Giovanni Porzio is one of Italy’s greatest reporters and a passionate sailor. In his book “The Sea is Never the Same,” he recreated the essence of reportage, that is, “reporting” from a journey news, but also stories, feelings and images. It is from this very book that the story whose second part can be found here is taken.
At dawn we are left with the black silhouette of Stromboli on our starboard side. The volcano, which they respectfully call Iddu here, spits fiery lapilli and is shrouded in a blanket of sulfurous clouds. In the afternoon we spot the peninsula’s shoreline and call the small harbor of Scario, which Heikell’s Italian Water Pilot describes as one of the most pleasant on the coast: they want 150 euros for one night. Then we contact Marina di Camerota: there is no place. is fortunate, because the deserted anchorage we find in the roadstead southeast of Cape Palinuro is perfect: sandy bottom, shoals of wrasse and a sky quilted with stars.
Heading up north we glide along a beautiful and yet overcrowded coastline.
In Acciaroli, where we would like to stop for shopping, the confusion at the harbor mouth is such that we are forced to desist. The fabulous white beach of Ogliastra is also unapproachable: we round Punta Licosa without stopping and continue to Amalfi, buoyed by a pleasant breeze. We arrive under a red sky of clouds ablaze with sunset, and immediately I catch sight of the Cathedral steps. It encloses the Cloister of Paradise: with its intertwined arches and slender twin columns, it is one of the masterpieces of Arab-Norman art, the marvelous fruit of the meeting of East and West.
We wheel ourselves in front of the amphitheater of the glorious Republic that gave seafarers the compass (how many ships and how many lives it has saved over the centuries!), giving bottom at a fair distance to two immense yachts with helicopters on the deck and crew in impeccable seafaring uniforms: both fly Caribbean flags-shadows.

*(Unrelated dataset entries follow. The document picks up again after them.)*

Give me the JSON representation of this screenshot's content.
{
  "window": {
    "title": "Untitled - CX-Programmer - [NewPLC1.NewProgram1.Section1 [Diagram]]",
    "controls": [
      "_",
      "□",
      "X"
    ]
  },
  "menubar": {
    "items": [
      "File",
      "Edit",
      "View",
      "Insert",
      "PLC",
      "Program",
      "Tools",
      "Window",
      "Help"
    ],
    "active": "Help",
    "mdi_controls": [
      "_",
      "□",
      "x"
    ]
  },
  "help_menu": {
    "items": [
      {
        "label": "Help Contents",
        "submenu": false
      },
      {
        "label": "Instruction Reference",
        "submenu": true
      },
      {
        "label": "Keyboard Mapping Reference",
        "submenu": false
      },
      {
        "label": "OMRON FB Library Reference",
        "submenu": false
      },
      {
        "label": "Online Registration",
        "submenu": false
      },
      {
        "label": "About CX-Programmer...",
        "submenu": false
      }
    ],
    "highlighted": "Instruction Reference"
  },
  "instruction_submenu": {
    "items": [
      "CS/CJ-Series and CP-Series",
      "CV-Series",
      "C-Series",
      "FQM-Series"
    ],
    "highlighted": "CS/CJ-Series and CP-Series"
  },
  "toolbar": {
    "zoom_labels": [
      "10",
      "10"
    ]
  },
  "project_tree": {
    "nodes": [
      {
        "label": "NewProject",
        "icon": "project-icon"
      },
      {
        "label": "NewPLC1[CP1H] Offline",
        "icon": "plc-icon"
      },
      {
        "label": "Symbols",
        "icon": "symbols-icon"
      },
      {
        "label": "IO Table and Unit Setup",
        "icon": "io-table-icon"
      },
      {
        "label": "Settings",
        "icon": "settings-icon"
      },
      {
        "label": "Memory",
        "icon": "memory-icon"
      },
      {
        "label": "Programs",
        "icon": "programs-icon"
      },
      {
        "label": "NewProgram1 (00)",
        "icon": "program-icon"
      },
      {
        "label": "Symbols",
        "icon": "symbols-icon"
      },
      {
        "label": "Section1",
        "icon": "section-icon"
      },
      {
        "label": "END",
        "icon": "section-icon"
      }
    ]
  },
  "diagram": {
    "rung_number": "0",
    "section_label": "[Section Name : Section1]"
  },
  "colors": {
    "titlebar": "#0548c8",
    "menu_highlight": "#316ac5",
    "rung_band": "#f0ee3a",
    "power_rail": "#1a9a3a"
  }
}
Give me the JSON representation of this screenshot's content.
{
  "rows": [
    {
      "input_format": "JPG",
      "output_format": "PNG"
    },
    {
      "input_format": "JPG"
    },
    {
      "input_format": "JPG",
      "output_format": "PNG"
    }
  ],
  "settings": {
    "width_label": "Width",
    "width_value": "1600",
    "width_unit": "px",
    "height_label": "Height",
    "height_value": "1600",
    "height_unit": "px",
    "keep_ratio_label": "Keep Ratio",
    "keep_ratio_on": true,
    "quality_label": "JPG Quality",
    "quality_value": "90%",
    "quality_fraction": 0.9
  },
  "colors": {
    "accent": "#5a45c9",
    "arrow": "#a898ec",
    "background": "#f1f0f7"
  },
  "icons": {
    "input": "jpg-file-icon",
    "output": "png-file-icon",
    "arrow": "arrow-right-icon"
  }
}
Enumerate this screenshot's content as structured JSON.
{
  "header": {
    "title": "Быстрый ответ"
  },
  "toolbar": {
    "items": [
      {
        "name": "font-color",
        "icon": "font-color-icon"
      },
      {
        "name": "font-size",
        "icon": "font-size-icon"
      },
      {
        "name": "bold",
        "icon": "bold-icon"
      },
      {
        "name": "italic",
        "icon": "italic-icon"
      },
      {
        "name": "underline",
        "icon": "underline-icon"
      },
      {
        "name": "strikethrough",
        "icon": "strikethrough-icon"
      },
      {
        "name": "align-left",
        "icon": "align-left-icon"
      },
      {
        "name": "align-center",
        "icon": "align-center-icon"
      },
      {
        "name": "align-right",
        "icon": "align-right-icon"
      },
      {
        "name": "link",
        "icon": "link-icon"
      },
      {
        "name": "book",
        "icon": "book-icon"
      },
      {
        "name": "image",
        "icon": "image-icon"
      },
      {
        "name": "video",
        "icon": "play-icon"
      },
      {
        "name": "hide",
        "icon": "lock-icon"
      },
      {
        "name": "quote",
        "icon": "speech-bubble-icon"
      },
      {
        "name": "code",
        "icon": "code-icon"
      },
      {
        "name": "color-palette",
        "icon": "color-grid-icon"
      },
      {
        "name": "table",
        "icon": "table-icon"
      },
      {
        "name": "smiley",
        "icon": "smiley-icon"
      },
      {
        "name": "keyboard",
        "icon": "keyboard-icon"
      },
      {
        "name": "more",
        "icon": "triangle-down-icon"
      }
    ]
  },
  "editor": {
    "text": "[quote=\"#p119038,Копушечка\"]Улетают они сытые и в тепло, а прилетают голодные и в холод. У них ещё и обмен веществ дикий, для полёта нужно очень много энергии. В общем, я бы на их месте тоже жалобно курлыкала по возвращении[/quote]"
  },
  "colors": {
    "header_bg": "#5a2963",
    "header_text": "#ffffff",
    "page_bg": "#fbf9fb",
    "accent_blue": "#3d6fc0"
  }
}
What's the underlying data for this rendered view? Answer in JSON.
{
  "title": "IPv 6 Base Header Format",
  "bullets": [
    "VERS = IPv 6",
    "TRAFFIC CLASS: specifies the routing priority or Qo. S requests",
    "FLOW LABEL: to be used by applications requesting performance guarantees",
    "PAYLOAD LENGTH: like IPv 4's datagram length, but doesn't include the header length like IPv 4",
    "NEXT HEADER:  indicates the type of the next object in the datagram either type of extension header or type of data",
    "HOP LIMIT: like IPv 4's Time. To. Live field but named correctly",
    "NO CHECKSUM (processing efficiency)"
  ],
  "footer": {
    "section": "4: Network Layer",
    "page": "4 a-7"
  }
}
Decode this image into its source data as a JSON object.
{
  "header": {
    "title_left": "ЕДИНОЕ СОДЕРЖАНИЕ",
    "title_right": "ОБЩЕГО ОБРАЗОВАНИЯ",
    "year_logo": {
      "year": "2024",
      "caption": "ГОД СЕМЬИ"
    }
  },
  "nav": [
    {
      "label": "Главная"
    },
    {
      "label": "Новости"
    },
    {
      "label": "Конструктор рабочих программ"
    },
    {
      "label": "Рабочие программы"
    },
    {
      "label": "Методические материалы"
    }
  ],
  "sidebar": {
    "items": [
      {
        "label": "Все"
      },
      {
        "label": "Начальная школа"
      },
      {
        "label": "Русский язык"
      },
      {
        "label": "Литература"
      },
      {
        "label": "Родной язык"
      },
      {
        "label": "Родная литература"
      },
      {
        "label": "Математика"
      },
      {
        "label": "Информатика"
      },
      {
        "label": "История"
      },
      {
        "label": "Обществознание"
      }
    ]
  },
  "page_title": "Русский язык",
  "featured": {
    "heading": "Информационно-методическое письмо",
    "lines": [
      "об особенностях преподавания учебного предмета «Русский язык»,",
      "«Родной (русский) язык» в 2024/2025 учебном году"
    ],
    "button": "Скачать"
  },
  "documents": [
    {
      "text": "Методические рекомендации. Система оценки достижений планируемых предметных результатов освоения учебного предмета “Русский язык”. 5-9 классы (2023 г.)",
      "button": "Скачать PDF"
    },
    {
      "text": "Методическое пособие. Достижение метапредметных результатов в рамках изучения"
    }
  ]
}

The ruins of the arsenal excite the imagination: I imagine the Amalfitans hauling ships ashore, the shipwrights, the smell of pitch from the caulking, the sacks of spices, the shouts of the merchants. On the main street, the delicate landscape of the village, interwoven with pastel-colored facades and fleeing architectural planes and temporalities, is as per italic custom gouged by the obscene flood of boutiques, clothing stores and “local products”: a profusion of “organic” limoncelli, citrus jams, taralli and cedar liqueurs. Flavors change in the land of Campania: from cannolo to sfogliatella, from sfincione to real pizza, from pecorino to mozzarella. And from the guitar to the mandolin, which among the tables of outdoor restaurants endures-and wretchedly insists! – for the delight of holidaymakers from beyond the Alps.
The wind does not deign to rise in the Bay of Naples, which looks like a highway. And in the flat calm, garbage and plastic bottles floating on the surface are even more visible. The pit stop for fuel on Capri is a nightmare: two hours in line for speedboats in fetid water that smells like sewage and an incessant trumpeting of hydrofoils and barges unloading sweaty tourists.
I read an amusing Capri anecdote in the Diary that my father wrote during a cruise aboard the splendid ketch Ganymede: “At the Cit, this morning, was Moravia: still fit despite his illness and the operation he had undergone. has aged and the nose has become more hooked, more Jewish. He asked in a hen-pecked voice for news of trains to Rome.”
A Sant’Angelo d’Ischia we make a stopover to visit my mother, who for many years has been spending her summers at Donna Luisa’s, at the Garibaldi boarding house: rejuvenating thermal waters, sublime flavors, cascades of purple bougainvillea, hints of basil and lemongrass, the blue table of the sea and the outline of Capri on the horizon. They tell me, again, a nasty story of procurement, complaints and paperwork.